Circles of Care Is looking for individuals from the Tribal Community to share their experience of Resilience and overcoming hardship! As we work to build a stronger and healthier community, we are providing this opportunity to highlight tribal members who have a story that can promote hope. American Indians and Alaska Natives in California have elevated rates of poverty, violence, substance abuse, depression, and other psychological maladies when compared to non-Hispanic whites (CTEC 2009, CRIHB 2010). We understand this fact and are working to create change and build hope through our efforts with the Circles of Care Program. We want to hear your story. We want to highlight your strength. We want to share your hope so we can help others. Please click the link or scan the QR code to register and be a part of this project. Incentive Gift Cards will be given in exchange for your participation in this important work. Thank you.

Emergency Broadband Benefit Program

EMERGENCY BROADBAND BENEFIT PROGRAM ACCEPTING APPLICATIONS – The Federal Communications Commission just launched a temporary program to help families and households struggling to afford Internet service during the COVID-19 pandemic. Starting today, May 12, the Emergency Broadband Benefit (EBB) will provide a discount of up to $50 per month toward broadband service for eligible households and up to $75 per month for households on qualifying tribal lands. Eligible households can also receive a one-time discount of up to $100 to purchase a laptop, desktop computer, or tablet from participating providers. Eligible households can enroll through a participating broadband provider or directly with the Universal Service Administrative Company using an online or mail-in application.

You can learn more about the EBB program, including eligibility and enrollment information, by following the links below or calling (833) 511-0311. 

FCC Emergency Broadband Benefit site:

Currently Zito Media does not support this benefit.


Since 2017, grassroots actions on May 5th to honor and call for justice for missing and murdered Indigenous women and girls (MMIWG) have increasingly grown at the local, regional, national, and international level. Native families, advocates, and Indigenous nations continue to rise up to challenge the silence, tolerance, and inaction in response to the crisis of MMIWG.

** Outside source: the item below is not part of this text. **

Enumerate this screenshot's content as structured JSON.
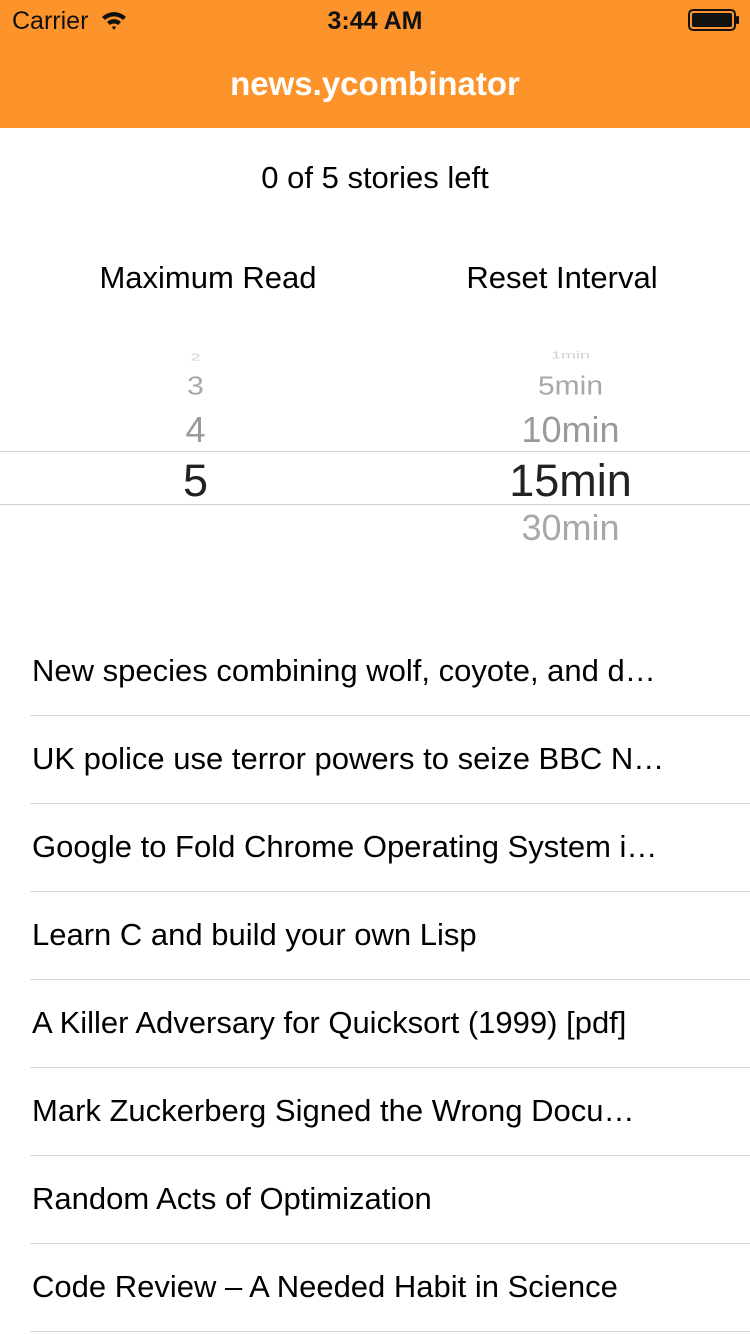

On this day, May 5th we wear Red, in solidarity and honor of this cause.  Thank you to all that participated and shared time together today.